Doctors from the Ronald Reagan UCLA Medical Center reported today that a spinal implant is helping return hand strength to a 28 year old man who suffered a spinal cord injury in 2011. The patient, Brain Gomez, became 1 of the world’s 1st patients to have the experimental device implanted into his spine in June last year.
The 32-electrode array was implanted below the site of his spinal cord injury, near the C-5 vertebrae. Spinal cord injuries that occur in the middle of the neck are commonly associated with quadriplegia. The implant works by creating alternative pathways around the spinal injury and therefore re-engaging the brain with the limbs.
“The spinal cord contains alternate pathways that it can use to bypass the injury and get messages from the brain to the limbs,” Dr. Daniel Lu said in prepared remarks. “Electrical stimulation trains the spinal cord to find and use these pathways.”
“If there is an accident on the freeway, traffic comes to a standstill, but there are any number of side streets you can use to detour the accident and get where you are going,” he explained. “It’s the same with the spinal cord.”
While other devices use robotic arms, this implant is designed to improve the patients’ use of their own limbs. The doctors also implanted a small battery pack and processing unit, so that Gomez can regulate the frequency and intensity of the spine stimulation.
“We can dial up or dial down different parameters and program in the stimulator certain algorithms to activate specific electrodes,” Lu said. “It is an ongoing process that retrains the spinal cord and, over time, allows patients to strengthen their grip and regain mobility in their hands.”

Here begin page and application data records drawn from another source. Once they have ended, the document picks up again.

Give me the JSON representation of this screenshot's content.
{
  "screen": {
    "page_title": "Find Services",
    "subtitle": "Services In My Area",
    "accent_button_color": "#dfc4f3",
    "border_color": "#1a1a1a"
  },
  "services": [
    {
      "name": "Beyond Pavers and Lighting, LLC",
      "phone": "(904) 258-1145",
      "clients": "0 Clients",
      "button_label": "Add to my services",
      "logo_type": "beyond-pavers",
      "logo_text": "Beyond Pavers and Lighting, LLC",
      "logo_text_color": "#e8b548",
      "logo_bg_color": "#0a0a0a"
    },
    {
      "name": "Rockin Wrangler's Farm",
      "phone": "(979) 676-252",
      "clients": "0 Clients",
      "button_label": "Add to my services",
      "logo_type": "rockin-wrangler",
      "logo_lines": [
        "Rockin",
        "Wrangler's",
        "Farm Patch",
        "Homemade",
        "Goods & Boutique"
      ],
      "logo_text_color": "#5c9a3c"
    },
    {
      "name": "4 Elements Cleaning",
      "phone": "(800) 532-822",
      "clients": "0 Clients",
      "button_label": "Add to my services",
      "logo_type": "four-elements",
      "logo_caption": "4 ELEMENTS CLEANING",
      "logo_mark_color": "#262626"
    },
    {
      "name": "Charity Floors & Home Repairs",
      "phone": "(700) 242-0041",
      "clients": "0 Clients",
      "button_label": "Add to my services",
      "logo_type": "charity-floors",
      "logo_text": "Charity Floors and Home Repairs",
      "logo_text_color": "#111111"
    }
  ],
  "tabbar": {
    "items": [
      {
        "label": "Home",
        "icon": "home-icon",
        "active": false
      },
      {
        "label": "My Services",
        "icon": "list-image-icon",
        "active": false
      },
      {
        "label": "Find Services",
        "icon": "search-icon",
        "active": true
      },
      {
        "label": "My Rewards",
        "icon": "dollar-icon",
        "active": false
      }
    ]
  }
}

Prior to working with Gomez, the team of doctors at UCLA tested the implant on 2 cervical spinal cord injury patients and saw an increase in finger mobility and grip strength of up to 300%. While the team’s goal isn’t to fully restore hand function for the patient, they hope to make it so patients can perform everyday tasks.
“It’s making a huge difference for me,” Gomez explained. He owns a coffee-roasting business in San Dimas, California. “I use an industrial roaster that heats up to 450 degrees and just a few months ago, I reached up to pull a lever to empty a batch of beans after they’d finished roasting. But because I didn’t have the arm or core strength, I burned myself. That doesn’t happen anymore because of the strength and dexterity I’ve developed.”